━━ Data to process ━━

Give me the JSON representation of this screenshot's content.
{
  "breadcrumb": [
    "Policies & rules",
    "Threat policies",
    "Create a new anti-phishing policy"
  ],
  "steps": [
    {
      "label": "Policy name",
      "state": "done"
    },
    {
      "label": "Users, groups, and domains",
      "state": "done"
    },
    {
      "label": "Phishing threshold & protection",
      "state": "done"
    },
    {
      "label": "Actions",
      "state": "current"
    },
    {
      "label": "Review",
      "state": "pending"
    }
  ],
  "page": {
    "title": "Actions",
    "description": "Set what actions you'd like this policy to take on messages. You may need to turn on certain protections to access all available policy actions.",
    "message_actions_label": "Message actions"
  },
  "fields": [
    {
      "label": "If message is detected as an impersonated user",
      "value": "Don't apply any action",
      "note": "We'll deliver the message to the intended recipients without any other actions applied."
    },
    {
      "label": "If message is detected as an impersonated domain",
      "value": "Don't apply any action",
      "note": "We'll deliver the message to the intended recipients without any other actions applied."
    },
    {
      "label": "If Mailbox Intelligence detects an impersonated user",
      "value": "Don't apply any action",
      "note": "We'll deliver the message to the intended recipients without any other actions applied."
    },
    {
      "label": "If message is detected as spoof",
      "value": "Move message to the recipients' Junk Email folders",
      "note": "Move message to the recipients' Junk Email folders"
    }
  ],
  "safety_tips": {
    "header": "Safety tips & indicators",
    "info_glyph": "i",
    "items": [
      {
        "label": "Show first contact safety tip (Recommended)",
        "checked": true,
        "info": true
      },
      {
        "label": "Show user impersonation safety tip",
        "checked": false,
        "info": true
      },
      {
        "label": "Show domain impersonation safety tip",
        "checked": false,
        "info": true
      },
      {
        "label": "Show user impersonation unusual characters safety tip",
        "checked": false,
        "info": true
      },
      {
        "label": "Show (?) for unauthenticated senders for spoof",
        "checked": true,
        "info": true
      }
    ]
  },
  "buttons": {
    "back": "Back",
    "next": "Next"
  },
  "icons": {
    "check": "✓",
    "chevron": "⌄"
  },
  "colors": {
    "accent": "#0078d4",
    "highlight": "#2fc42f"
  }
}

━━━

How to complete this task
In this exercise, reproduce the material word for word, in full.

Your solution
Give me the JSON representation of this screenshot's content.
{
  "breadcrumb": [
    "Policies & rules",
    "Threat policies",
    "Create a new anti-phishing policy"
  ],
  "steps": [
    {
      "label": "Policy name",
      "state": "done"
    },
    {
      "label": "Users, groups, and domains",
      "state": "done"
    },
    {
      "label": "Phishing threshold & protection",
      "state": "done"
    },
    {
      "label": "Actions",
      "state": "current"
    },
    {
      "label": "Review",
      "state": "pending"
    }
  ],
  "page": {
    "title": "Actions",
    "description": "Set what actions you'd like this policy to take on messages. You may need to turn on certain protections to access all available policy actions.",
    "message_actions_label": "Message actions"
  },
  "fields": [
    {
      "label": "If message is detected as an impersonated user",
      "value": "Don't apply any action",
      "note": "We'll deliver the message to the intended recipients without any other actions applied."
    },
    {
      "label": "If message is detected as an impersonated domain",
      "value": "Don't apply any action",
      "note": "We'll deliver the message to the intended recipients without any other actions applied."
    },
    {
      "label": "If Mailbox Intelligence detects an impersonated user",
      "value": "Don't apply any action",
      "note": "We'll deliver the message to the intended recipients without any other actions applied."
    },
    {
      "label": "If message is detected as spoof",
      "value": "Move message to the recipients' Junk Email folders",
      "note": "Move message to the recipients' Junk Email folders"
    }
  ],
  "safety_tips": {
    "header": "Safety tips & indicators",
    "info_glyph": "i",
    "items": [
      {
        "label": "Show first contact safety tip (Recommended)",
        "checked": true,
        "info": true
      },
      {
        "label": "Show user impersonation safety tip",
        "checked": false,
        "info": true
      },
      {
        "label": "Show domain impersonation safety tip",
        "checked": false,
        "info": true
      },
      {
        "label": "Show user impersonation unusual characters safety tip",
        "checked": false,
        "info": true
      },
      {
        "label": "Show (?) for unauthenticated senders for spoof",
        "checked": true,
        "info": true
      }
    ]
  },
  "buttons": {
    "back": "Back",
    "next": "Next"
  },
  "icons": {
    "check": "✓",
    "chevron": "⌄"
  },
  "colors": {
    "accent": "#0078d4",
    "highlight": "#2fc42f"
  }
}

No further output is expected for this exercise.